RECORDS:

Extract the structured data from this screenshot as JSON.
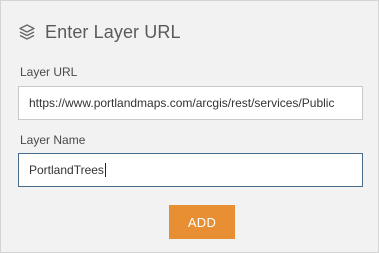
{
  "header": {
    "icon": "layers-icon",
    "title": "Enter Layer URL"
  },
  "form": {
    "layer_url": {
      "label": "Layer URL",
      "value": "https://www.portlandmaps.com/arcgis/rest/services/Public"
    },
    "layer_name": {
      "label": "Layer Name",
      "value": "PortlandTrees"
    },
    "add_label": "ADD"
  },
  "colors": {
    "panel_background": "#f2f2f2",
    "add_button": "#e88f33",
    "focused_border": "#4a6c8c"
  }
}
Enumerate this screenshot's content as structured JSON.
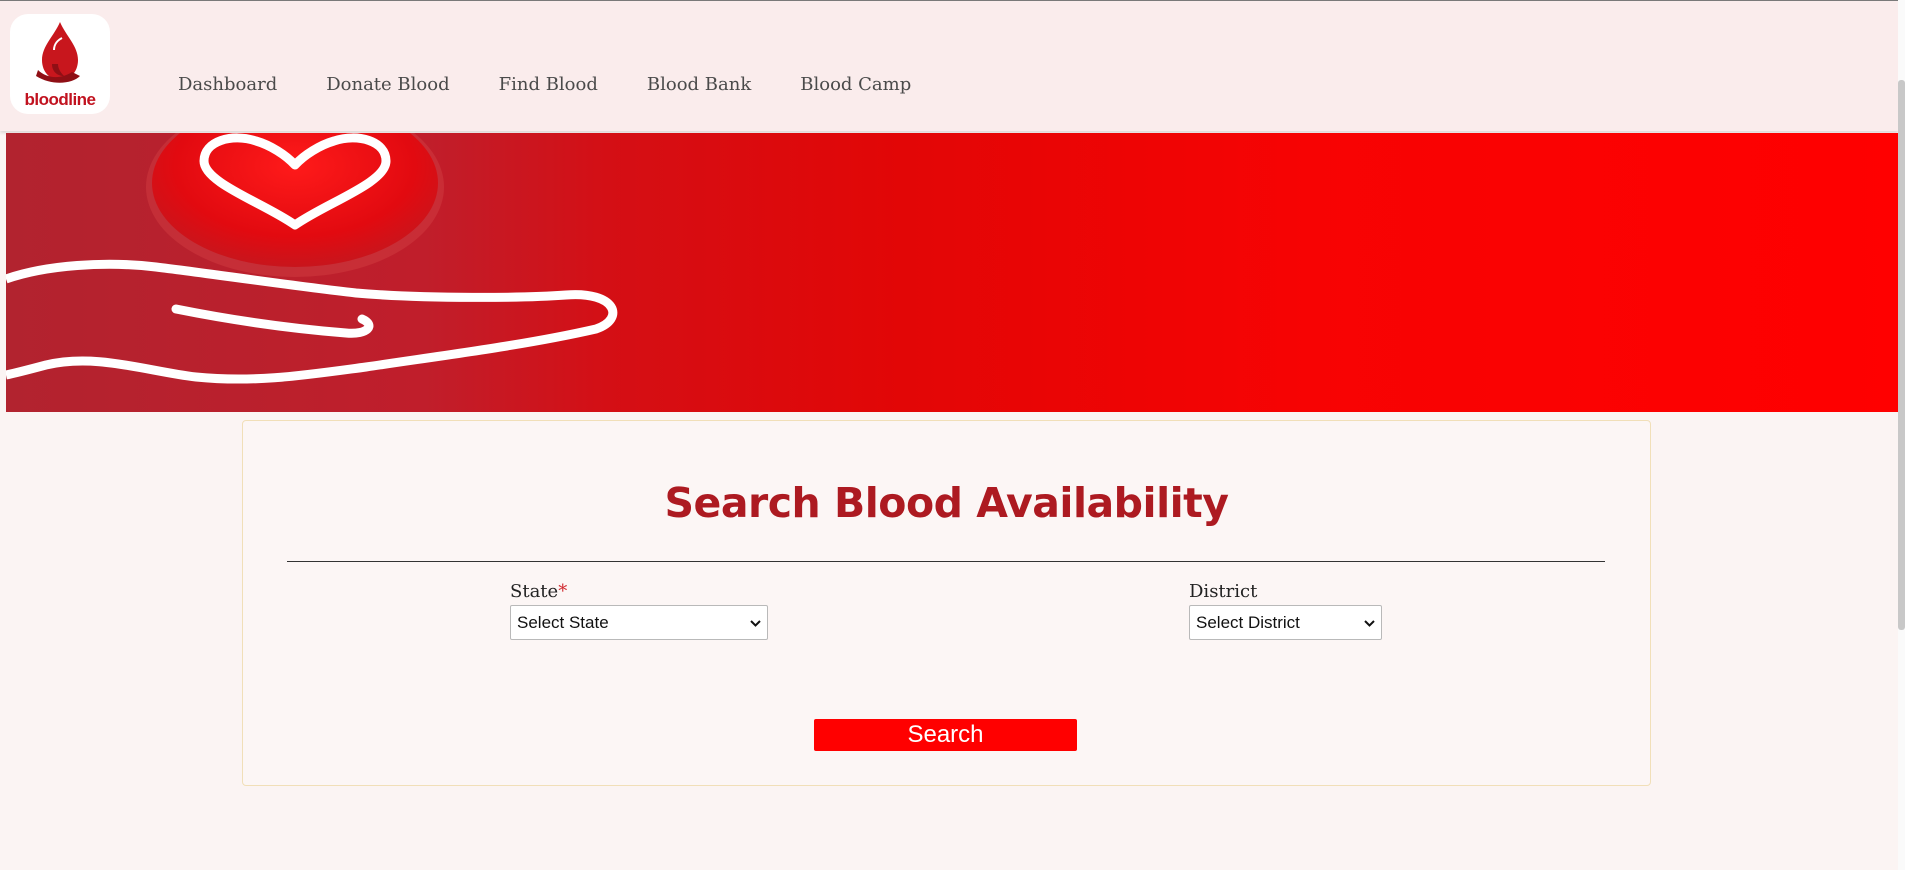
{
  "brand": {
    "logo_text": "bloodline"
  },
  "nav": {
    "items": [
      "Dashboard",
      "Donate Blood",
      "Find Blood",
      "Blood Bank",
      "Blood Camp"
    ]
  },
  "search_form": {
    "title": "Search Blood Availability",
    "state_label": "State",
    "state_required_mark": "*",
    "state_selected": "Select State",
    "district_label": "District",
    "district_selected": "Select District",
    "search_label": "Search"
  },
  "colors": {
    "brand_red": "#ff0000",
    "title_red": "#ad1a21",
    "navbar_bg": "#faecec",
    "page_bg": "#fbf4f3"
  },
  "icons": {
    "logo": "blood-drop-hand-icon",
    "banner": "heart-drop-on-hand-icon",
    "select_chevron": "chevron-down-icon"
  }
}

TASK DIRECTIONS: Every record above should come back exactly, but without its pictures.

YOUR SOLUTION:
Extract the structured data from this screenshot as JSON.
{
  "header": {
    "icon": "layers-icon",
    "title": "Enter Layer URL"
  },
  "form": {
    "layer_url": {
      "label": "Layer URL",
      "value": "https://www.portlandmaps.com/arcgis/rest/services/Public"
    },
    "layer_name": {
      "label": "Layer Name",
      "value": "PortlandTrees"
    },
    "add_label": "ADD"
  },
  "colors": {
    "panel_background": "#f2f2f2",
    "add_button": "#e88f33",
    "focused_border": "#4a6c8c"
  }
}
Enumerate this screenshot's content as structured JSON.
{
  "brand": {
    "logo_text": "bloodline"
  },
  "nav": {
    "items": [
      "Dashboard",
      "Donate Blood",
      "Find Blood",
      "Blood Bank",
      "Blood Camp"
    ]
  },
  "search_form": {
    "title": "Search Blood Availability",
    "state_label": "State",
    "state_required_mark": "*",
    "state_selected": "Select State",
    "district_label": "District",
    "district_selected": "Select District",
    "search_label": "Search"
  },
  "colors": {
    "brand_red": "#ff0000",
    "title_red": "#ad1a21",
    "navbar_bg": "#faecec",
    "page_bg": "#fbf4f3"
  },
  "icons": {
    "logo": "blood-drop-hand-icon",
    "banner": "heart-drop-on-hand-icon",
    "select_chevron": "chevron-down-icon"
  }
}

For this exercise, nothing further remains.